WHAT YOU NEED TO DO: Reproduce the listing that follows, unchanged and complete.
--- START ---
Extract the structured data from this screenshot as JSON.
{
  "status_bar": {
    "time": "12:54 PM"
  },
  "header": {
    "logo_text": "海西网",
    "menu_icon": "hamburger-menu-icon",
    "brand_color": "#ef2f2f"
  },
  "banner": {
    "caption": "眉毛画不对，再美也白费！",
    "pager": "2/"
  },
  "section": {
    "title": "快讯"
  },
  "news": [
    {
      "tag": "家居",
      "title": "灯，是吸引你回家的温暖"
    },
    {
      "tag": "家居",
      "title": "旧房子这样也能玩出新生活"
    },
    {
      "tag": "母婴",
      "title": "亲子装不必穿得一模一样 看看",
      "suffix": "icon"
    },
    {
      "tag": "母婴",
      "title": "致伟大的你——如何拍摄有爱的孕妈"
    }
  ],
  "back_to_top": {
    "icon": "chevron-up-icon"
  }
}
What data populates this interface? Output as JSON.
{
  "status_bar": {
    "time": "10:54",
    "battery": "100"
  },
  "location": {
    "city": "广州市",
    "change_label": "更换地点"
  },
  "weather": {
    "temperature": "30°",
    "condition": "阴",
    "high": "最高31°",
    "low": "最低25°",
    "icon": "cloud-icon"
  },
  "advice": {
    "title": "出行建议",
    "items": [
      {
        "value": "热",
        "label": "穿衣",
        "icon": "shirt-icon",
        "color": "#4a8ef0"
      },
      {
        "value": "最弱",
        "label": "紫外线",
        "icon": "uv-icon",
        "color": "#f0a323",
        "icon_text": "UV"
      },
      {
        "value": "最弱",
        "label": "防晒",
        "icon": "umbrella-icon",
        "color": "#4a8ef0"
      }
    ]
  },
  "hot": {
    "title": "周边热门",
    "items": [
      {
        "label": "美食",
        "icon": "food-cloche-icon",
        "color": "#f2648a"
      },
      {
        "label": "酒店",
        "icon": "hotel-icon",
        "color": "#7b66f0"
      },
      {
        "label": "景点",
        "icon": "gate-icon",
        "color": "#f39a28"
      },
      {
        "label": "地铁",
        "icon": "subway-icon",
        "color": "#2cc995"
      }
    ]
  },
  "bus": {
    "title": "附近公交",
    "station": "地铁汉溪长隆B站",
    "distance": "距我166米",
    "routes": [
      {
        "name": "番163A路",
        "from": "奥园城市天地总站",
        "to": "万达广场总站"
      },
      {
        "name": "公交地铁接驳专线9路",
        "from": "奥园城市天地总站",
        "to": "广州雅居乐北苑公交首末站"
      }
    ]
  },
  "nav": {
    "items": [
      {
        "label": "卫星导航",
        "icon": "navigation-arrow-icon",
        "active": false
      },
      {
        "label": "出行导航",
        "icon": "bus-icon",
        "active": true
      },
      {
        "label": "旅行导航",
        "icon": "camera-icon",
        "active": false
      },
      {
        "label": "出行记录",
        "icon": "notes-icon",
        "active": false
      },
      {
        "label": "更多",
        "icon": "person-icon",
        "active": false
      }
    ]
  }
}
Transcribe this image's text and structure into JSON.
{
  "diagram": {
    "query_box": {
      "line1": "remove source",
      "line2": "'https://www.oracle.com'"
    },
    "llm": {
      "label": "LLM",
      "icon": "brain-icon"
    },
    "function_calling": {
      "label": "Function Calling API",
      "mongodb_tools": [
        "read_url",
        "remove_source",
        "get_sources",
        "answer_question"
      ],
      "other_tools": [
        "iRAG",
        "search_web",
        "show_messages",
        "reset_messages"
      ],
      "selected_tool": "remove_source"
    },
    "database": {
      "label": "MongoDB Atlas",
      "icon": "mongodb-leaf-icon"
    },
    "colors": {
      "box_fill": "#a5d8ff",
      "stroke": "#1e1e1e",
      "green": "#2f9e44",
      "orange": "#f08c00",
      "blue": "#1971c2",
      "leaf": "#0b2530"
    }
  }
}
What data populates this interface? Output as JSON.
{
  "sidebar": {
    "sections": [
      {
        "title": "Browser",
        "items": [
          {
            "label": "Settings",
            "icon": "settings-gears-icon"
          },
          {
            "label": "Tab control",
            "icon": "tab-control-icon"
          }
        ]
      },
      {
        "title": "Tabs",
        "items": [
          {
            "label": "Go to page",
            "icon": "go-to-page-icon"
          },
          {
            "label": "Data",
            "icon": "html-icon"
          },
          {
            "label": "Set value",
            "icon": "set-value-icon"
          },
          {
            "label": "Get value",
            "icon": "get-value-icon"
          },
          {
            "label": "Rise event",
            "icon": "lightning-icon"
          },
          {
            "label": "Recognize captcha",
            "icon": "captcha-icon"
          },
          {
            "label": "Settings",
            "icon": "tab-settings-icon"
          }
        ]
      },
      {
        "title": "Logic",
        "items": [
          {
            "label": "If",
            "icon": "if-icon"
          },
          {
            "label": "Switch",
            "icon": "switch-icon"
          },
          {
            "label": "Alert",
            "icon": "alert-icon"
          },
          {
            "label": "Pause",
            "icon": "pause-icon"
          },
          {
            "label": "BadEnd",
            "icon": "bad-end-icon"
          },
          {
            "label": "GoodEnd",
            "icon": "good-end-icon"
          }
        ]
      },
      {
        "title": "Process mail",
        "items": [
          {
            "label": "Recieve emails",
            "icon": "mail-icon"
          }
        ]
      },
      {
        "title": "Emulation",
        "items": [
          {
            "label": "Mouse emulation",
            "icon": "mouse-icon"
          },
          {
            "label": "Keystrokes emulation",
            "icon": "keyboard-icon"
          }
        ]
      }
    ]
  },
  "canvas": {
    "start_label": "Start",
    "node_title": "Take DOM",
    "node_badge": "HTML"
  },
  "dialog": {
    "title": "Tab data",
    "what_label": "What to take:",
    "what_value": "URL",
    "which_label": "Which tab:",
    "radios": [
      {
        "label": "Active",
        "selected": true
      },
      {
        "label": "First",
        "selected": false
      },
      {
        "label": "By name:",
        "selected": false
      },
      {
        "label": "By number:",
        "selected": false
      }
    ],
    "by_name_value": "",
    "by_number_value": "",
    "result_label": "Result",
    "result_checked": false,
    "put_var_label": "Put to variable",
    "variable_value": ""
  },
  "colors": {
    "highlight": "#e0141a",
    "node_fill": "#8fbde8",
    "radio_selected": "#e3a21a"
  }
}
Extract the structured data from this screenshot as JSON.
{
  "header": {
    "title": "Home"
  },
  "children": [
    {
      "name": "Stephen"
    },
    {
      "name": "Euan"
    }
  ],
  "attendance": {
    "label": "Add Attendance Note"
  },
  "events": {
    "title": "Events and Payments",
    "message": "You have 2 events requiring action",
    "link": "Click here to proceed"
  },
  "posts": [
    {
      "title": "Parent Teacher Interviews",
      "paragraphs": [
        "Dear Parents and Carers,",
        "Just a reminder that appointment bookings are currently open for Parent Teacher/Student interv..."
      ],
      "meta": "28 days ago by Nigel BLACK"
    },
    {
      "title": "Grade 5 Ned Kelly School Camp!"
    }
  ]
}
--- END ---
ANSWER TO THE PROBLEM:
Extract the structured data from this screenshot as JSON.
{
  "status_bar": {
    "time": "12:54 PM"
  },
  "header": {
    "logo_text": "海西网",
    "menu_icon": "hamburger-menu-icon",
    "brand_color": "#ef2f2f"
  },
  "banner": {
    "caption": "眉毛画不对，再美也白费！",
    "pager": "2/"
  },
  "section": {
    "title": "快讯"
  },
  "news": [
    {
      "tag": "家居",
      "title": "灯，是吸引你回家的温暖"
    },
    {
      "tag": "家居",
      "title": "旧房子这样也能玩出新生活"
    },
    {
      "tag": "母婴",
      "title": "亲子装不必穿得一模一样 看看",
      "suffix": "icon"
    },
    {
      "tag": "母婴",
      "title": "致伟大的你——如何拍摄有爱的孕妈"
    }
  ],
  "back_to_top": {
    "icon": "chevron-up-icon"
  }
}
What data populates this interface? Output as JSON.
{
  "status_bar": {
    "time": "10:54",
    "battery": "100"
  },
  "location": {
    "city": "广州市",
    "change_label": "更换地点"
  },
  "weather": {
    "temperature": "30°",
    "condition": "阴",
    "high": "最高31°",
    "low": "最低25°",
    "icon": "cloud-icon"
  },
  "advice": {
    "title": "出行建议",
    "items": [
      {
        "value": "热",
        "label": "穿衣",
        "icon": "shirt-icon",
        "color": "#4a8ef0"
      },
      {
        "value": "最弱",
        "label": "紫外线",
        "icon": "uv-icon",
        "color": "#f0a323",
        "icon_text": "UV"
      },
      {
        "value": "最弱",
        "label": "防晒",
        "icon": "umbrella-icon",
        "color": "#4a8ef0"
      }
    ]
  },
  "hot": {
    "title": "周边热门",
    "items": [
      {
        "label": "美食",
        "icon": "food-cloche-icon",
        "color": "#f2648a"
      },
      {
        "label": "酒店",
        "icon": "hotel-icon",
        "color": "#7b66f0"
      },
      {
        "label": "景点",
        "icon": "gate-icon",
        "color": "#f39a28"
      },
      {
        "label": "地铁",
        "icon": "subway-icon",
        "color": "#2cc995"
      }
    ]
  },
  "bus": {
    "title": "附近公交",
    "station": "地铁汉溪长隆B站",
    "distance": "距我166米",
    "routes": [
      {
        "name": "番163A路",
        "from": "奥园城市天地总站",
        "to": "万达广场总站"
      },
      {
        "name": "公交地铁接驳专线9路",
        "from": "奥园城市天地总站",
        "to": "广州雅居乐北苑公交首末站"
      }
    ]
  },
  "nav": {
    "items": [
      {
        "label": "卫星导航",
        "icon": "navigation-arrow-icon",
        "active": false
      },
      {
        "label": "出行导航",
        "icon": "bus-icon",
        "active": true
      },
      {
        "label": "旅行导航",
        "icon": "camera-icon",
        "active": false
      },
      {
        "label": "出行记录",
        "icon": "notes-icon",
        "active": false
      },
      {
        "label": "更多",
        "icon": "person-icon",
        "active": false
      }
    ]
  }
}
Transcribe this image's text and structure into JSON.
{
  "diagram": {
    "query_box": {
      "line1": "remove source",
      "line2": "'https://www.oracle.com'"
    },
    "llm": {
      "label": "LLM",
      "icon": "brain-icon"
    },
    "function_calling": {
      "label": "Function Calling API",
      "mongodb_tools": [
        "read_url",
        "remove_source",
        "get_sources",
        "answer_question"
      ],
      "other_tools": [
        "iRAG",
        "search_web",
        "show_messages",
        "reset_messages"
      ],
      "selected_tool": "remove_source"
    },
    "database": {
      "label": "MongoDB Atlas",
      "icon": "mongodb-leaf-icon"
    },
    "colors": {
      "box_fill": "#a5d8ff",
      "stroke": "#1e1e1e",
      "green": "#2f9e44",
      "orange": "#f08c00",
      "blue": "#1971c2",
      "leaf": "#0b2530"
    }
  }
}
What data populates this interface? Output as JSON.
{
  "sidebar": {
    "sections": [
      {
        "title": "Browser",
        "items": [
          {
            "label": "Settings",
            "icon": "settings-gears-icon"
          },
          {
            "label": "Tab control",
            "icon": "tab-control-icon"
          }
        ]
      },
      {
        "title": "Tabs",
        "items": [
          {
            "label": "Go to page",
            "icon": "go-to-page-icon"
          },
          {
            "label": "Data",
            "icon": "html-icon"
          },
          {
            "label": "Set value",
            "icon": "set-value-icon"
          },
          {
            "label": "Get value",
            "icon": "get-value-icon"
          },
          {
            "label": "Rise event",
            "icon": "lightning-icon"
          },
          {
            "label": "Recognize captcha",
            "icon": "captcha-icon"
          },
          {
            "label": "Settings",
            "icon": "tab-settings-icon"
          }
        ]
      },
      {
        "title": "Logic",
        "items": [
          {
            "label": "If",
            "icon": "if-icon"
          },
          {
            "label": "Switch",
            "icon": "switch-icon"
          },
          {
            "label": "Alert",
            "icon": "alert-icon"
          },
          {
            "label": "Pause",
            "icon": "pause-icon"
          },
          {
            "label": "BadEnd",
            "icon": "bad-end-icon"
          },
          {
            "label": "GoodEnd",
            "icon": "good-end-icon"
          }
        ]
      },
      {
        "title": "Process mail",
        "items": [
          {
            "label": "Recieve emails",
            "icon": "mail-icon"
          }
        ]
      },
      {
        "title": "Emulation",
        "items": [
          {
            "label": "Mouse emulation",
            "icon": "mouse-icon"
          },
          {
            "label": "Keystrokes emulation",
            "icon": "keyboard-icon"
          }
        ]
      }
    ]
  },
  "canvas": {
    "start_label": "Start",
    "node_title": "Take DOM",
    "node_badge": "HTML"
  },
  "dialog": {
    "title": "Tab data",
    "what_label": "What to take:",
    "what_value": "URL",
    "which_label": "Which tab:",
    "radios": [
      {
        "label": "Active",
        "selected": true
      },
      {
        "label": "First",
        "selected": false
      },
      {
        "label": "By name:",
        "selected": false
      },
      {
        "label": "By number:",
        "selected": false
      }
    ],
    "by_name_value": "",
    "by_number_value": "",
    "result_label": "Result",
    "result_checked": false,
    "put_var_label": "Put to variable",
    "variable_value": ""
  },
  "colors": {
    "highlight": "#e0141a",
    "node_fill": "#8fbde8",
    "radio_selected": "#e3a21a"
  }
}
Extract the structured data from this screenshot as JSON.
{
  "header": {
    "title": "Home"
  },
  "children": [
    {
      "name": "Stephen"
    },
    {
      "name": "Euan"
    }
  ],
  "attendance": {
    "label": "Add Attendance Note"
  },
  "events": {
    "title": "Events and Payments",
    "message": "You have 2 events requiring action",
    "link": "Click here to proceed"
  },
  "posts": [
    {
      "title": "Parent Teacher Interviews",
      "paragraphs": [
        "Dear Parents and Carers,",
        "Just a reminder that appointment bookings are currently open for Parent Teacher/Student interv..."
      ],
      "meta": "28 days ago by Nigel BLACK"
    },
    {
      "title": "Grade 5 Ned Kelly School Camp!"
    }
  ]
}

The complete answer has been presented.